▶ [Task goal] Pull each line holding "JSON" out of the entries below.

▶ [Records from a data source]
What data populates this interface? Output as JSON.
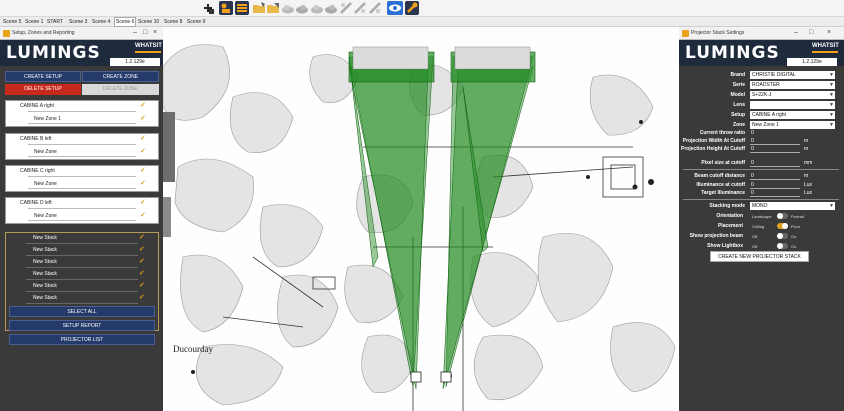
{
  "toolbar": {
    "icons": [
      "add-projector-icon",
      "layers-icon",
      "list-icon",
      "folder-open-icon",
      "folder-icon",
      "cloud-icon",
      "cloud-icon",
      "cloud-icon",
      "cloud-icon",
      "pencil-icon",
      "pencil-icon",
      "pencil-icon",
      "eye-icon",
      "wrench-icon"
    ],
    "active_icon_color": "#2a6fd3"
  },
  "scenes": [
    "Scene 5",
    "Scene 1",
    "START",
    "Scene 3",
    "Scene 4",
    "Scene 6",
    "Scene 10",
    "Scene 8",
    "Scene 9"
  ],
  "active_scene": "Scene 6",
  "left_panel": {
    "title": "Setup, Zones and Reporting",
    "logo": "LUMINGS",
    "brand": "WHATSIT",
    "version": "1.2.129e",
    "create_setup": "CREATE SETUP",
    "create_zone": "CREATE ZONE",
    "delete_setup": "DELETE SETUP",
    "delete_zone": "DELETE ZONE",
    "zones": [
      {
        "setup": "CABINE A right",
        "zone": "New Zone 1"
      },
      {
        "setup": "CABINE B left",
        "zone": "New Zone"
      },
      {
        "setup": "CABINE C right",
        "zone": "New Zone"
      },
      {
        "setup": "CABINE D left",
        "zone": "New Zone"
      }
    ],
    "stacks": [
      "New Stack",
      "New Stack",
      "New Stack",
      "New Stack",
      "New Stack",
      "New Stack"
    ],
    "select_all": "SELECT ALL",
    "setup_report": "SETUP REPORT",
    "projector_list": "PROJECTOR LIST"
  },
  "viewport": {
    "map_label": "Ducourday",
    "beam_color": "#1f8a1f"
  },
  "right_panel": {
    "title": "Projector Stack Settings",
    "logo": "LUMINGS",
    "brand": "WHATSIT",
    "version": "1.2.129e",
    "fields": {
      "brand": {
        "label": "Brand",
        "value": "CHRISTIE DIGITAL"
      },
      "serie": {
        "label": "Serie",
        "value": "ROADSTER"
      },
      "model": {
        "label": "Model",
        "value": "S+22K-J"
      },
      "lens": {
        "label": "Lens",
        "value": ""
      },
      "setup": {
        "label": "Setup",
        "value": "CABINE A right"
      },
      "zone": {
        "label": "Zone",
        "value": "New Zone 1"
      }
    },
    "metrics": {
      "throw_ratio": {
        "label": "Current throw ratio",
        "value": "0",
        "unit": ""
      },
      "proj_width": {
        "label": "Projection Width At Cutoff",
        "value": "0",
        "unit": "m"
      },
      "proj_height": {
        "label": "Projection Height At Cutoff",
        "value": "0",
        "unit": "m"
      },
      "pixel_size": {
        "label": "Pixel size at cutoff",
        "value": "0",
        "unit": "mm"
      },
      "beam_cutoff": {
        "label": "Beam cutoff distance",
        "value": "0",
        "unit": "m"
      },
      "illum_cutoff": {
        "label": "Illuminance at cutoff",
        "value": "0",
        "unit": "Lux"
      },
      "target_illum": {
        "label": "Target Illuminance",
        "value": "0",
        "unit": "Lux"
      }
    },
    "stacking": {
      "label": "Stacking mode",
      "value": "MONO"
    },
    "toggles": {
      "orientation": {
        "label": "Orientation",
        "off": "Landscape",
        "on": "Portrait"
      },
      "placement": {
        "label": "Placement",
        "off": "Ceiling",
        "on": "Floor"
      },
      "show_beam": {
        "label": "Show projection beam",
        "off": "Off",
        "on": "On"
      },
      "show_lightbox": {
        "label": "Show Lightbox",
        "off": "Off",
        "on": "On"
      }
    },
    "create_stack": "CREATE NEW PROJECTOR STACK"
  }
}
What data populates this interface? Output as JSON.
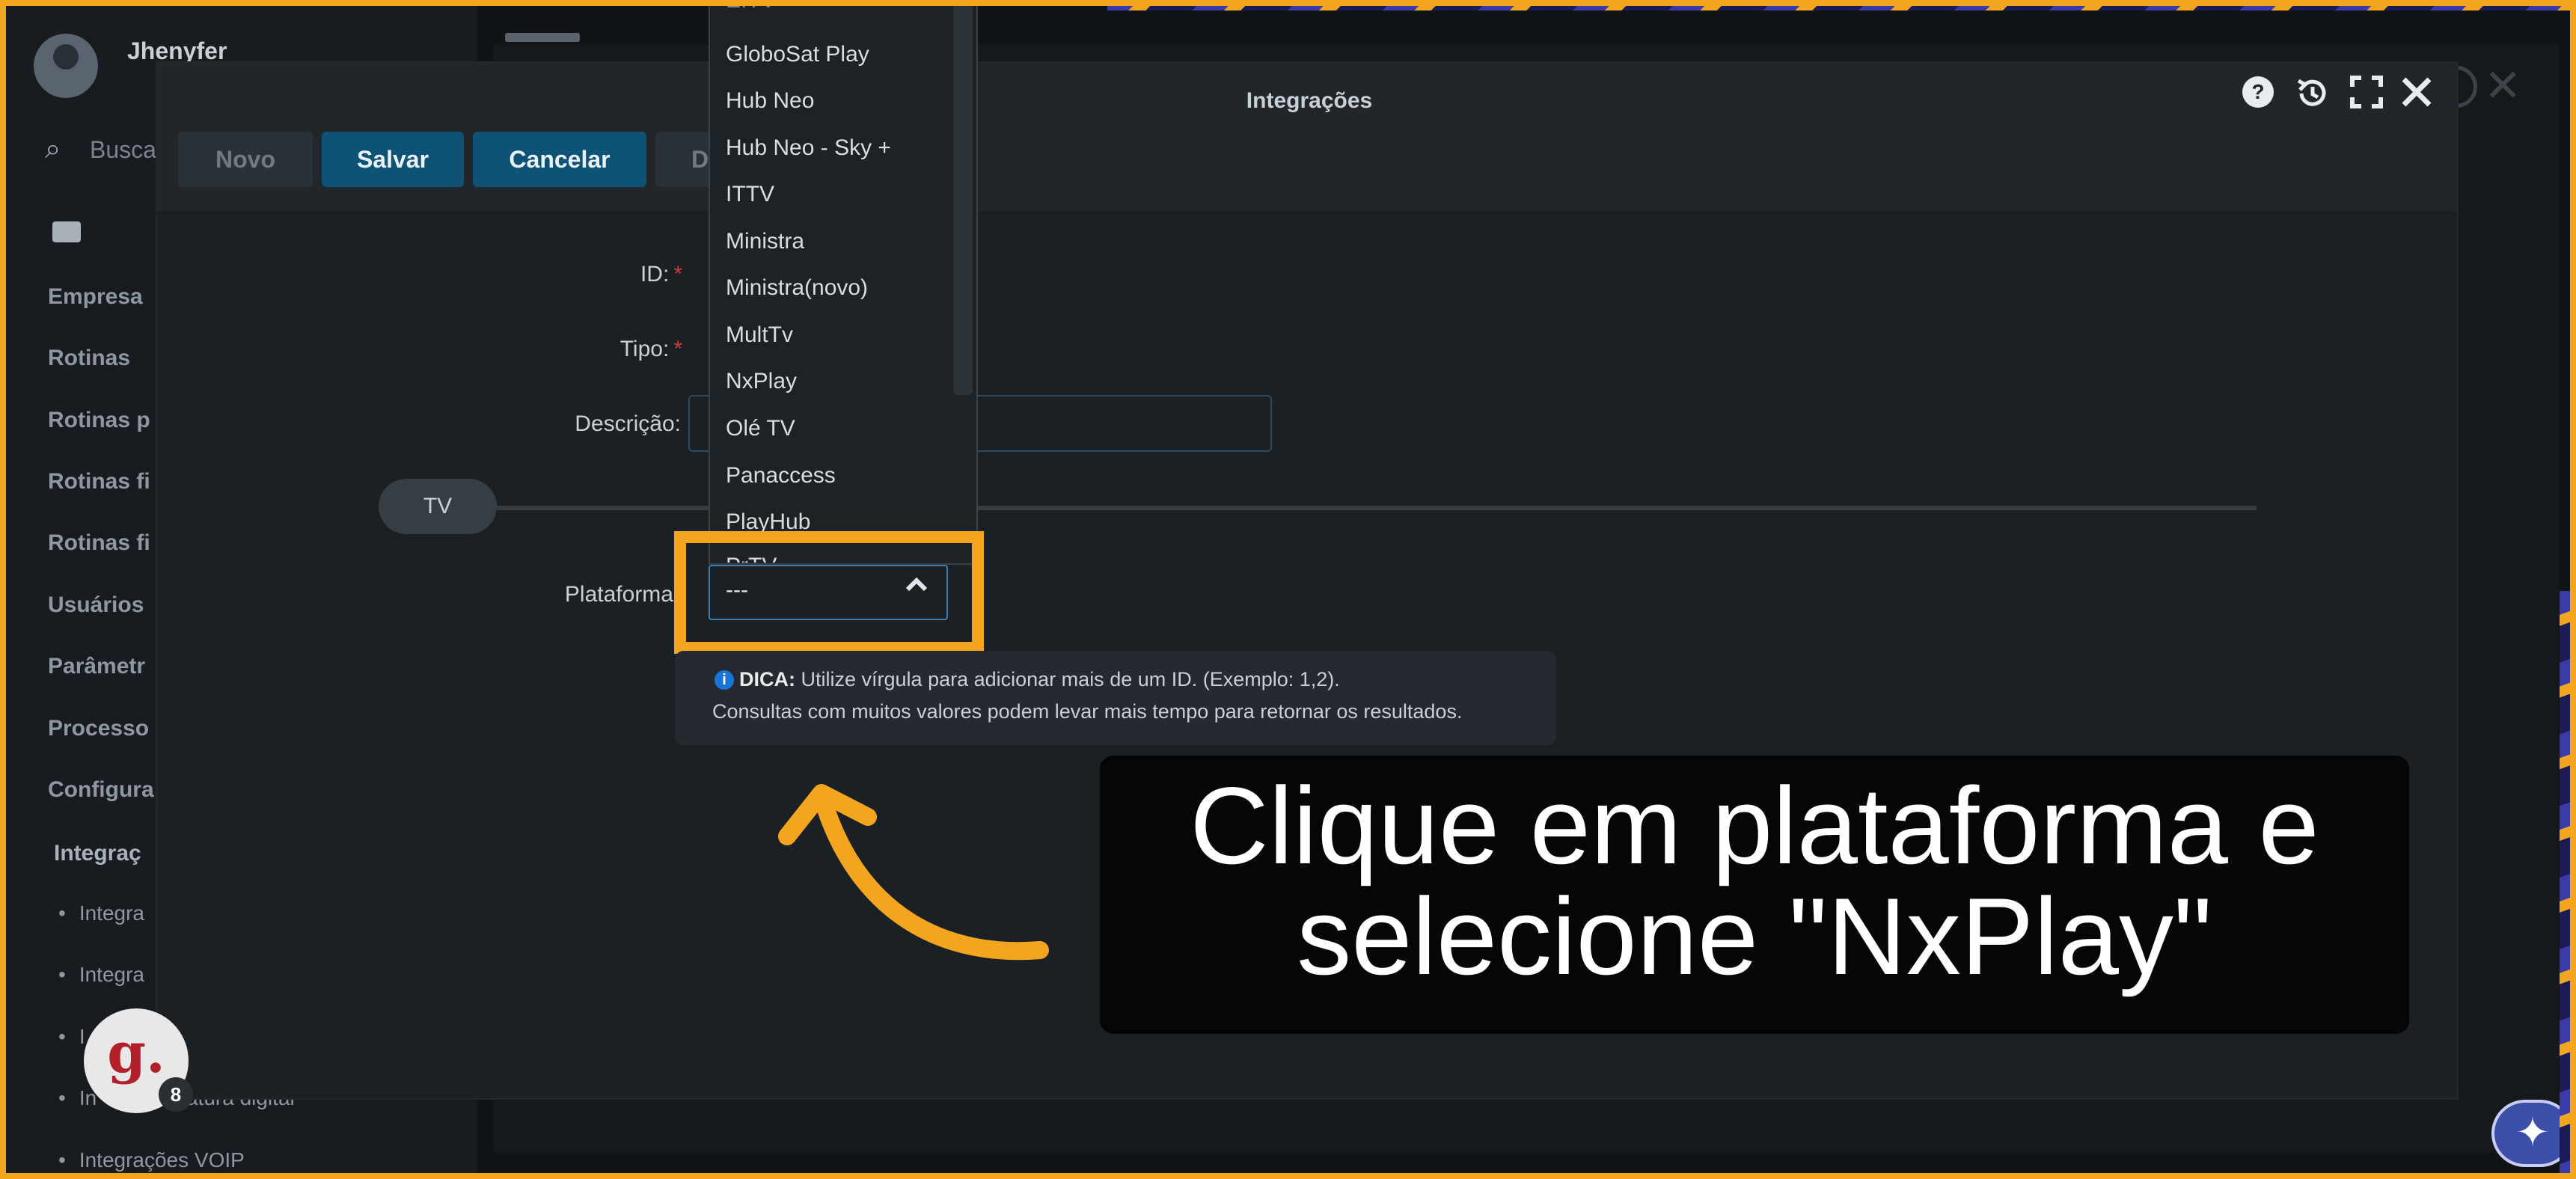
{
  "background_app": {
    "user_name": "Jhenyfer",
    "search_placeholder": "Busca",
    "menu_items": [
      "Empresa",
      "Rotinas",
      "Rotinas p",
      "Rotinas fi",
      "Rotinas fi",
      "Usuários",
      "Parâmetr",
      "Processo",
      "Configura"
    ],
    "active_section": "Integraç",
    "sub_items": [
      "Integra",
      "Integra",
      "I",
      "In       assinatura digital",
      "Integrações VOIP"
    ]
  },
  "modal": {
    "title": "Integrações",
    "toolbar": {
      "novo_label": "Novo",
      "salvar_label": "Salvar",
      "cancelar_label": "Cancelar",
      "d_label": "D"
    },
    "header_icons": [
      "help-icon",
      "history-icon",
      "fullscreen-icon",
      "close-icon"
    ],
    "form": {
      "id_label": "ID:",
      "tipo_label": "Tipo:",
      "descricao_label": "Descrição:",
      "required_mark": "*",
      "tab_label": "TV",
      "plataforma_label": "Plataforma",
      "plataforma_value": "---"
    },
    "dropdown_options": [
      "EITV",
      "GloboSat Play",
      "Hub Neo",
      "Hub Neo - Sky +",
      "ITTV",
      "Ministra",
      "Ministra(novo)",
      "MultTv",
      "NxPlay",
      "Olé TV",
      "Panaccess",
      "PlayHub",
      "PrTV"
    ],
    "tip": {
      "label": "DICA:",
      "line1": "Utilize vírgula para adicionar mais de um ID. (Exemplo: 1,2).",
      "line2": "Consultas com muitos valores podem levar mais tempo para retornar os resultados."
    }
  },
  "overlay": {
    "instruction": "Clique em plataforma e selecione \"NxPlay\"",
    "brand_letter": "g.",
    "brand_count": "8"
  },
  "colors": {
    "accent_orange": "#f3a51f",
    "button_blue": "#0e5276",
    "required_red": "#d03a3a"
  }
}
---
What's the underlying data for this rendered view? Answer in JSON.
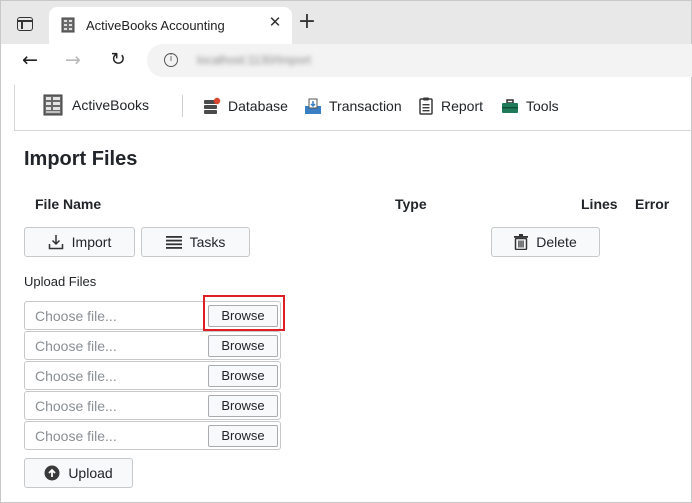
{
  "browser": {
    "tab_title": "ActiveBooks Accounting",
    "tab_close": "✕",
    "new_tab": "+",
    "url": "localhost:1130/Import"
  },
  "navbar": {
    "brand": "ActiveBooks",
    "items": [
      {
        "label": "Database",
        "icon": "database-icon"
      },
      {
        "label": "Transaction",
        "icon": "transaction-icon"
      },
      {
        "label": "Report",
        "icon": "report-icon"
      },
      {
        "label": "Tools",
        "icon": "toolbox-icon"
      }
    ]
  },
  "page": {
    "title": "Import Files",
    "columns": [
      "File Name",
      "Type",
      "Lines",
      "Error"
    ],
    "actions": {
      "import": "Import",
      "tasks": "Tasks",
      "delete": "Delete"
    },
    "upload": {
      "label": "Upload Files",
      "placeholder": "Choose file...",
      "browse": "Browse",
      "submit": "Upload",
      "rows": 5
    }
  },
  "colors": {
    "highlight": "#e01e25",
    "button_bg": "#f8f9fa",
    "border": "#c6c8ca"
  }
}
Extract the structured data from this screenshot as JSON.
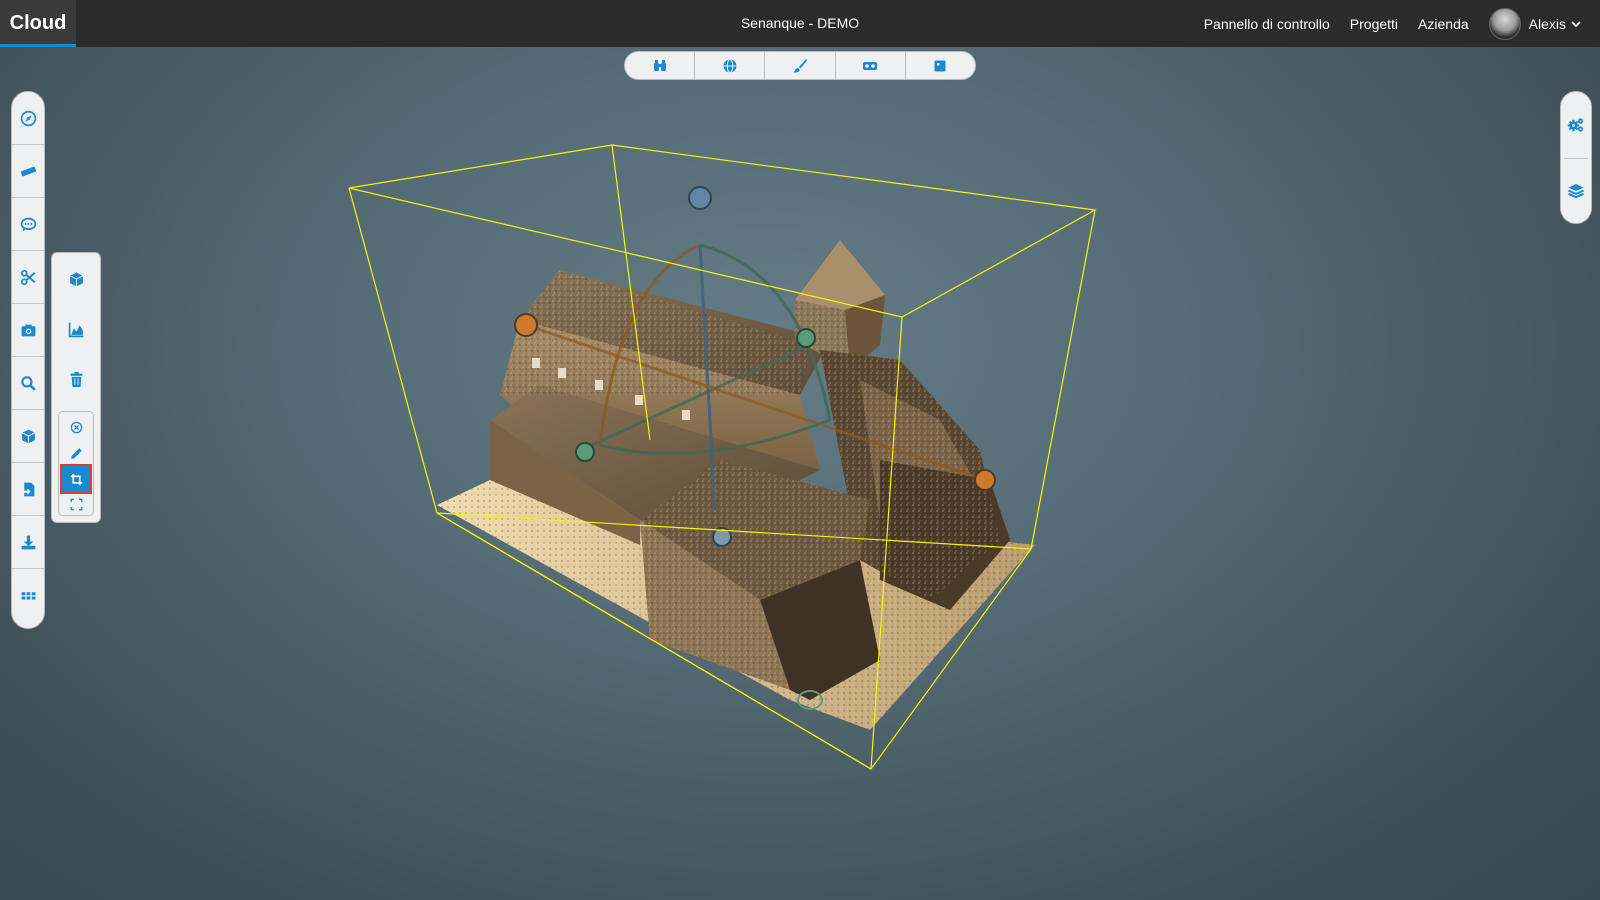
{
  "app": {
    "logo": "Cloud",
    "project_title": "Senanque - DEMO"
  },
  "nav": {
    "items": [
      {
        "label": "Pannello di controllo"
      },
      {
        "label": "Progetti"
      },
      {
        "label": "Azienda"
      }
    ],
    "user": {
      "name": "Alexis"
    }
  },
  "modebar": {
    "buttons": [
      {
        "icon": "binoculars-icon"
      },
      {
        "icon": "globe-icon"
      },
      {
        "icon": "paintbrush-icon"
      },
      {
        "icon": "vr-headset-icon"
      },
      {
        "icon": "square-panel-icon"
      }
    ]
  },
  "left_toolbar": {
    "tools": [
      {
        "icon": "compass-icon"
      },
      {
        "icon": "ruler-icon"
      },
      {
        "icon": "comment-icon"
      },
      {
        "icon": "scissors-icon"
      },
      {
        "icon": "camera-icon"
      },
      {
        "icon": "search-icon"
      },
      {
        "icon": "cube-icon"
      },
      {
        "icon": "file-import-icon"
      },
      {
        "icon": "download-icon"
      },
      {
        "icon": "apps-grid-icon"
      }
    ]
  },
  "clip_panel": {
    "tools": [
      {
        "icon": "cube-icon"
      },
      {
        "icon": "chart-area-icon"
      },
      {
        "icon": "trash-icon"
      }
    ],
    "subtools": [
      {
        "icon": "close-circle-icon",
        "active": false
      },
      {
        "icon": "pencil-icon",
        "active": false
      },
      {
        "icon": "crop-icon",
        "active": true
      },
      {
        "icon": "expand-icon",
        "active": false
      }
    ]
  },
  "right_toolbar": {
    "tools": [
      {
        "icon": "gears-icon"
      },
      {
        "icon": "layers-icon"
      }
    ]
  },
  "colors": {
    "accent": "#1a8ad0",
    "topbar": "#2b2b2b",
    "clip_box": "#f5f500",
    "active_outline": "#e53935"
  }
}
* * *
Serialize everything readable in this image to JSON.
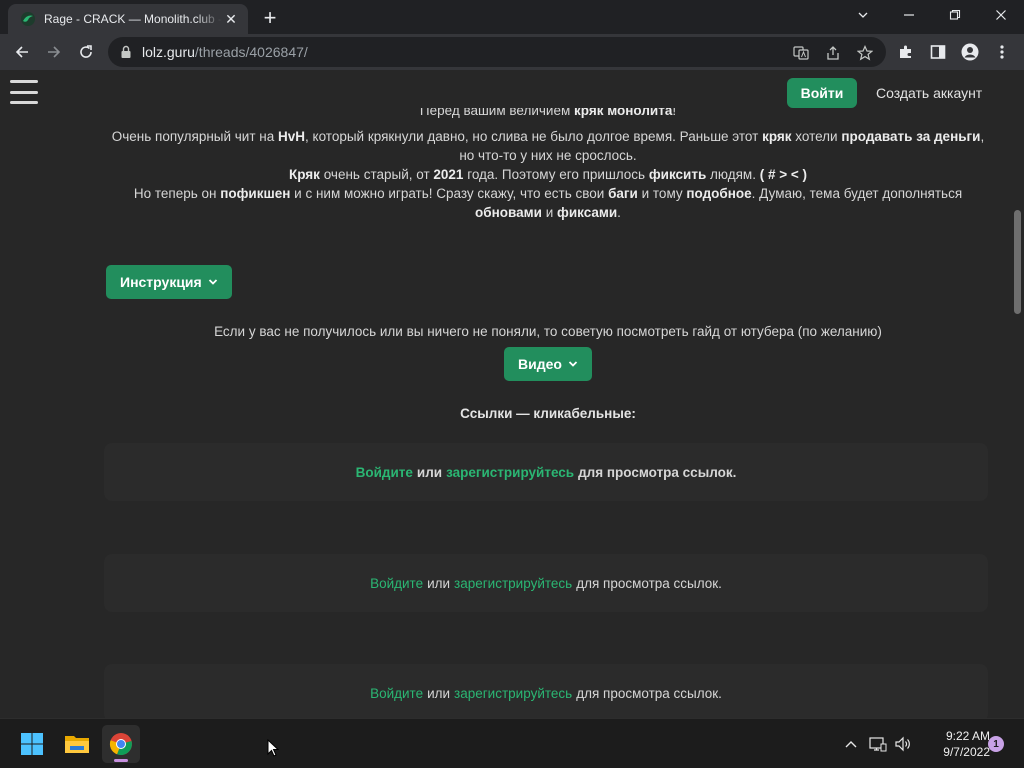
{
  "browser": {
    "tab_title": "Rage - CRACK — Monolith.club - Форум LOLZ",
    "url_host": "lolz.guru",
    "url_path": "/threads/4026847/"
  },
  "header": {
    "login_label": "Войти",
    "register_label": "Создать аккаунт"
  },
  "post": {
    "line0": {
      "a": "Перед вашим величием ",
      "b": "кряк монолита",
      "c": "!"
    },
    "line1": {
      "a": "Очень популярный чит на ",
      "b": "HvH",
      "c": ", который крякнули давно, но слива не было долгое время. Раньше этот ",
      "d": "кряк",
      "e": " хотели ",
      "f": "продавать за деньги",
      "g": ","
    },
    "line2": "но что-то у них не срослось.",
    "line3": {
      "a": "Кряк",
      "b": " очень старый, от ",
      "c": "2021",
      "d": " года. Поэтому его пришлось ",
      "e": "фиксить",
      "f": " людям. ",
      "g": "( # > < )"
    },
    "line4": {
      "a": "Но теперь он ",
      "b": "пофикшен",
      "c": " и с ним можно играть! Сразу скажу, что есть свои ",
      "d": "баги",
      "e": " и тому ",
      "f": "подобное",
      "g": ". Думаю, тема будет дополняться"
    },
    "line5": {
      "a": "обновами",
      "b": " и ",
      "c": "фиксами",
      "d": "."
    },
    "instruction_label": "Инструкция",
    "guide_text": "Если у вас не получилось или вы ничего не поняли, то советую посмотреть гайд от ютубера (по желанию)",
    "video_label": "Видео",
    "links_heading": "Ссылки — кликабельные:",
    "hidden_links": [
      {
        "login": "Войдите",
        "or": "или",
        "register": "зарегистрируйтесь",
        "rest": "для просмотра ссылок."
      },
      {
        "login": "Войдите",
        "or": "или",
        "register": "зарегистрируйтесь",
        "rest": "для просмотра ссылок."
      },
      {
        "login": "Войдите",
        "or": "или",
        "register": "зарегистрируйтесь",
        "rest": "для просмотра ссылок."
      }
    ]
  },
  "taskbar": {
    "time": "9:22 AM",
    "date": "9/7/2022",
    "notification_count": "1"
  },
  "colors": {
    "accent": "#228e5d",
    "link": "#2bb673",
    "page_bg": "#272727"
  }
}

▶ [Answer box]
What data populates this interface? Output as JSON.
What data populates this interface? Output as JSON.
What's the underlying data for this rendered view? Answer in JSON.
Extract the structured data from this screenshot as JSON.
Serialize everything readable in this image to JSON.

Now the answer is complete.